In 2005, the military trained honeybees to sniff out land mines. Then, Darpa’s HI-MEMS program started trying to machinize insects instead. So far researchers have implanted micro-mechanical components into larval moths and created remote-controlled beetles. Those initial HI-MEMS efforts seemed designed for reconnaissance missions - this time, the Pentagon wants its modified bugs to detect and differentiate between chemical agents.
In separate deals, the Pentagon is also backing research into an insect-mounted device powered by fuel cells, for a more reliable energy source. “This solution offers several advantages over the existing electromechanical methods; 50-100X higher power density, power-generation independent of insect species, and power generation in absence of insect motion,” according to the contract award.

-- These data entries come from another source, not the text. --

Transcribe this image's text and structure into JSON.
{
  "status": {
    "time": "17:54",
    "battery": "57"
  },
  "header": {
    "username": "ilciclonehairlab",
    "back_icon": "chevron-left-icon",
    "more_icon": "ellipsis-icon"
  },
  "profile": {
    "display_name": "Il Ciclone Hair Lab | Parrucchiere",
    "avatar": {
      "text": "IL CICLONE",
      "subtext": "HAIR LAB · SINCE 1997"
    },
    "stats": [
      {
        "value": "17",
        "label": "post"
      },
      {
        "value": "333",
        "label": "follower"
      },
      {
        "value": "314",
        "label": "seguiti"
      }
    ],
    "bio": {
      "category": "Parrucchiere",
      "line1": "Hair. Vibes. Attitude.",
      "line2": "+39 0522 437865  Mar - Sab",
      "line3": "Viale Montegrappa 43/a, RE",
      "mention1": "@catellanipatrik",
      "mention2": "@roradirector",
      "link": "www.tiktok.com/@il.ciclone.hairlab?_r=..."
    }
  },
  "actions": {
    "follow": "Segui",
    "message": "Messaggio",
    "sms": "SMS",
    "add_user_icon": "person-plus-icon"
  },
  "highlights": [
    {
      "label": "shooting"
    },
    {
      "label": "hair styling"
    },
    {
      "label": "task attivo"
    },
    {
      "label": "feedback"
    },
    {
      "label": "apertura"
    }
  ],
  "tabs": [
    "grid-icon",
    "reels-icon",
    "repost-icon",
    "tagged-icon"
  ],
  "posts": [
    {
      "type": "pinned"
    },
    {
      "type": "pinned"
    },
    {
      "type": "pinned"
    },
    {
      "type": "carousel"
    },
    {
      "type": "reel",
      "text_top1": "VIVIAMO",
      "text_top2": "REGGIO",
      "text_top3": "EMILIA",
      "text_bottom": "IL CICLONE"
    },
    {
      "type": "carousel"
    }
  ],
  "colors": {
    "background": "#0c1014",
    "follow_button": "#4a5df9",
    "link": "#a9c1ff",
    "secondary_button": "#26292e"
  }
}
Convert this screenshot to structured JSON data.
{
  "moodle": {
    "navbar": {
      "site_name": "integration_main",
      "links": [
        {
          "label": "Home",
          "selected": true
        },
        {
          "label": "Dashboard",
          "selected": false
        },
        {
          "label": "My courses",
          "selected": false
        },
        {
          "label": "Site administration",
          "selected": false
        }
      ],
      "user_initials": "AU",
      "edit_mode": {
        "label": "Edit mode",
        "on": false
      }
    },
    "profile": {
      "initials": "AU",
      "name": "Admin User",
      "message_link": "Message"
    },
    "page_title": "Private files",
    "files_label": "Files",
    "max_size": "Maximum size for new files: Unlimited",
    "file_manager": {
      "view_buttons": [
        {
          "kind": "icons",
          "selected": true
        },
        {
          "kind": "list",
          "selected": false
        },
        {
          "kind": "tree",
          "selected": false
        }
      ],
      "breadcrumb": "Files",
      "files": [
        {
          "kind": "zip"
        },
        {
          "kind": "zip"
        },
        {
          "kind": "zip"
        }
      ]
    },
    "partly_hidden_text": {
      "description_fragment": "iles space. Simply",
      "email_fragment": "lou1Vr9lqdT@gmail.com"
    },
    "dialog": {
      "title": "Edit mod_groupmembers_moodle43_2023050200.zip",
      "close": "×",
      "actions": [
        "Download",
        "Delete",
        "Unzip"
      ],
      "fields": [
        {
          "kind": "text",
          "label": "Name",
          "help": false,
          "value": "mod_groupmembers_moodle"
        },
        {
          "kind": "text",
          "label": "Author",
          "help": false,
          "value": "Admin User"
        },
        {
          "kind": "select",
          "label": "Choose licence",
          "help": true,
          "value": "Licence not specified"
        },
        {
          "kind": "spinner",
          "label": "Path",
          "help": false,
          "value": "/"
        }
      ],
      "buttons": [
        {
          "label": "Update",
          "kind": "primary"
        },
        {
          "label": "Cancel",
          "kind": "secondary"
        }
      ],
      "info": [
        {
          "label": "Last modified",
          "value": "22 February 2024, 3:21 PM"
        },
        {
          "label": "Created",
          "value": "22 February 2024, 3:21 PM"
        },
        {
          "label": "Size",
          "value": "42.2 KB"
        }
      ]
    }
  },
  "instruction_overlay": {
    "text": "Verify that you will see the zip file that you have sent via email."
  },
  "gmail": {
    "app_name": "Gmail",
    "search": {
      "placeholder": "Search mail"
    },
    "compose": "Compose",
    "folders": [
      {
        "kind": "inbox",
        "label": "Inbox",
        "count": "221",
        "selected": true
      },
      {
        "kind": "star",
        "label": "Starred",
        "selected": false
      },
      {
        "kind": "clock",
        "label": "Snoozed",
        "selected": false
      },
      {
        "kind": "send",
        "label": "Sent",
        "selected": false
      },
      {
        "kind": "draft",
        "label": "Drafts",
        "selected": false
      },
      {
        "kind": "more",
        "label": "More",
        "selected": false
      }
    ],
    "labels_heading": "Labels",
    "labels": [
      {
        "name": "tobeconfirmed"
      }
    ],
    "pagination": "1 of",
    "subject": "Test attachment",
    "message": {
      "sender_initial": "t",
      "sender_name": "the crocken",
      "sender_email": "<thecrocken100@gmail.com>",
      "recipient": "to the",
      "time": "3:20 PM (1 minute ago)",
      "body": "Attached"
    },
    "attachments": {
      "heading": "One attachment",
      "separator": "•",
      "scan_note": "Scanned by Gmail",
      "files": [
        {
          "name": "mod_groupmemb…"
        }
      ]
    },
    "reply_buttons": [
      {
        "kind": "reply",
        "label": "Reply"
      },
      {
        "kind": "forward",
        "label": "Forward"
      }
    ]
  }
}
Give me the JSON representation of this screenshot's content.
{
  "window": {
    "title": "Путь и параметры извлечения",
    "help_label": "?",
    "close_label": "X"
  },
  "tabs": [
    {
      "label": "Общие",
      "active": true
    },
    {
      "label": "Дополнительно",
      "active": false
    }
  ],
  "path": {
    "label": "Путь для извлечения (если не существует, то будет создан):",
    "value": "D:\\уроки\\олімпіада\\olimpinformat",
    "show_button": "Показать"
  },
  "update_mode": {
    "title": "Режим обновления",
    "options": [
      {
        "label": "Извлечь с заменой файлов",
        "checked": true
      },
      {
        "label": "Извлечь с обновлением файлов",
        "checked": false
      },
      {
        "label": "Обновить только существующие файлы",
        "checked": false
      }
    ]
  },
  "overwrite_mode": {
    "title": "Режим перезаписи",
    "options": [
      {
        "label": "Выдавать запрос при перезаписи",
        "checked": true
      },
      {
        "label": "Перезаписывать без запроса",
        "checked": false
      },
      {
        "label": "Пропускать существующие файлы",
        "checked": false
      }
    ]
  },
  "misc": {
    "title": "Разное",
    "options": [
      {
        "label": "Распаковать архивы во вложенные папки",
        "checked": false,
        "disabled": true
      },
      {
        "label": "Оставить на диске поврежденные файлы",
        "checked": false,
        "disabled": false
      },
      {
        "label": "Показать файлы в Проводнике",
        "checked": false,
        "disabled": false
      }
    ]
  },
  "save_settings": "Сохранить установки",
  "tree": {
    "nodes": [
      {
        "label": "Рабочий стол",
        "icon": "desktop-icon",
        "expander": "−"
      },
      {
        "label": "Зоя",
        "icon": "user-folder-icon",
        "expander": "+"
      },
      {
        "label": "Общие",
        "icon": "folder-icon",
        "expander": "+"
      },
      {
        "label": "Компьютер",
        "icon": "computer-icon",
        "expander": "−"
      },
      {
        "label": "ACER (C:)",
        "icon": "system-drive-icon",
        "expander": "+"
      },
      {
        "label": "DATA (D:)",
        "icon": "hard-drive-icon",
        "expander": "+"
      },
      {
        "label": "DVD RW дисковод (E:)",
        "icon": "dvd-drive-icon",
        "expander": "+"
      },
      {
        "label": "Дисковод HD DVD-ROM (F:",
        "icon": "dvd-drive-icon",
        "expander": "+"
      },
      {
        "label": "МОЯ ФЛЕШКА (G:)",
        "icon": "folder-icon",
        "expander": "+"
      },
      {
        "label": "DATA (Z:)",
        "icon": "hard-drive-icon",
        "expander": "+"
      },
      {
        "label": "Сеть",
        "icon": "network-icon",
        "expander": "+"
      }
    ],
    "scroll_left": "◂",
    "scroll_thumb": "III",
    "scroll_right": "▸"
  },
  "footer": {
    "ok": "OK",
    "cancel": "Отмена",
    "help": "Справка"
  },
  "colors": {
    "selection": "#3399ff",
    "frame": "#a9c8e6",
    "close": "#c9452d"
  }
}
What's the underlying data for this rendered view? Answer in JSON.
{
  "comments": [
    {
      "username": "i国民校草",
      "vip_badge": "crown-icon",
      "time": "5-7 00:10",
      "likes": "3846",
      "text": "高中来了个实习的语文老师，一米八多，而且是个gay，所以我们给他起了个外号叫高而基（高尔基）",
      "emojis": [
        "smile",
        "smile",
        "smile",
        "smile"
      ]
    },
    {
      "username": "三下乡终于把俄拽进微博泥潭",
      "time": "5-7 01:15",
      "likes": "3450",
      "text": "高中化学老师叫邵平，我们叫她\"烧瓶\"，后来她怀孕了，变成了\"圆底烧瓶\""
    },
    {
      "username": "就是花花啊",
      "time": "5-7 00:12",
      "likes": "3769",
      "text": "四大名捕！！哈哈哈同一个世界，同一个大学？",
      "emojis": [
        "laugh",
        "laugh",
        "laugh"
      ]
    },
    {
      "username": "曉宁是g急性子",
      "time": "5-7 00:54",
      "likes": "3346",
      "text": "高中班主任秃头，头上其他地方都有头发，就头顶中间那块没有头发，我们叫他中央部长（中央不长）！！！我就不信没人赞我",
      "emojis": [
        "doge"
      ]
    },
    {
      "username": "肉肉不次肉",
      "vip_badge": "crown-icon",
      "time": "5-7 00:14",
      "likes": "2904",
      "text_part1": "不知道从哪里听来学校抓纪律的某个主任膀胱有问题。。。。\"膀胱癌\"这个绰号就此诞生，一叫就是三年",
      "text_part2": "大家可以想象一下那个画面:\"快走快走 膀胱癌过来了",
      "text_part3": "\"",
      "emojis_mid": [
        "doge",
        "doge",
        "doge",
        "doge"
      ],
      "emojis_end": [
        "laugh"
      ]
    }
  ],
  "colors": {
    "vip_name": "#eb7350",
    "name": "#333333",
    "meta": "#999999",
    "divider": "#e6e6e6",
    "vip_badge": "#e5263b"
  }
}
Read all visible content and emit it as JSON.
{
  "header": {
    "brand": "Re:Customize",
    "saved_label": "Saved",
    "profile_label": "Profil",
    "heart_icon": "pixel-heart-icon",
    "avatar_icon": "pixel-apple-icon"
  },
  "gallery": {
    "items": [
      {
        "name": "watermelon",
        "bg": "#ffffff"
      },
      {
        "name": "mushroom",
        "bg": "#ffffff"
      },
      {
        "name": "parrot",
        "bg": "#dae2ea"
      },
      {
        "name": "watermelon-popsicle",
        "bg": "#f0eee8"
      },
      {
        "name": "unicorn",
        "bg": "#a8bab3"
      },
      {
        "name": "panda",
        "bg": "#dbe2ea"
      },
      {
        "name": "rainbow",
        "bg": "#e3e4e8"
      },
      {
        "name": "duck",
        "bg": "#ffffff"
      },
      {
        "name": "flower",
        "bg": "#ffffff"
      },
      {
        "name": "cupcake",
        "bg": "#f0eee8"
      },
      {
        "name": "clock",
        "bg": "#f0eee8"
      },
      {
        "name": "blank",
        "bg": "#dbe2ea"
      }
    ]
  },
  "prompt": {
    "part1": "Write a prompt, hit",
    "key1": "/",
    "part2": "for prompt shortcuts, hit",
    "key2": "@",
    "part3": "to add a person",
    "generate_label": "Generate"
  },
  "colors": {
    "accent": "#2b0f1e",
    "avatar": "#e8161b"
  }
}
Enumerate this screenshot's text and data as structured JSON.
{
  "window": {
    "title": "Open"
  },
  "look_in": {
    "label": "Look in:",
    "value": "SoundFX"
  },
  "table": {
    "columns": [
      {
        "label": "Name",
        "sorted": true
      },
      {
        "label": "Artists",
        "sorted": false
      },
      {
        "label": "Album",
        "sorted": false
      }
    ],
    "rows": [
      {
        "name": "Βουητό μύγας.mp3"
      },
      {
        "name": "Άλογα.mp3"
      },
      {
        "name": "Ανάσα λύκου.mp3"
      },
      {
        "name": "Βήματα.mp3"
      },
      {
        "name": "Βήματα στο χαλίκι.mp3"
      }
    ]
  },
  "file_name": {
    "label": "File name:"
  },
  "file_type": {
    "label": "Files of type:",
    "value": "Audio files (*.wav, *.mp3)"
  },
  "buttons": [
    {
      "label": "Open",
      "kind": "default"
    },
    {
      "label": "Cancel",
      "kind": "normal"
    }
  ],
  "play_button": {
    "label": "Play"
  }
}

And to really bring the critters into the 21st century, the military wants to hook them up with their own wireless network - using chirps instead of Tweets. They’re funding two projects that would create “a mobile ad hoc network” for vocal insects like crickets and cicadas.
Insects will be equipped with embedded MEMS transceivers that pick up modulated calling sounds from nearby insects. Once the information in a call is extracted by the transceiver, the information code is applied to an electromechanical device on board the insect that modulates the insect calls, thereby retransmitting the information to another insect, and so on.
The instant-insect message would then be transmitted to humans or computerized systems, which could decode the covert chirp.
Sure, swarms of teensy biochemical detectors would be valuable in war-zones. But fly-swatters take note: project proposals reference “civilian and defense applications,” so your bug-squashing habit might soon make you a threat to national security.
http://www.wired.com - http://current.com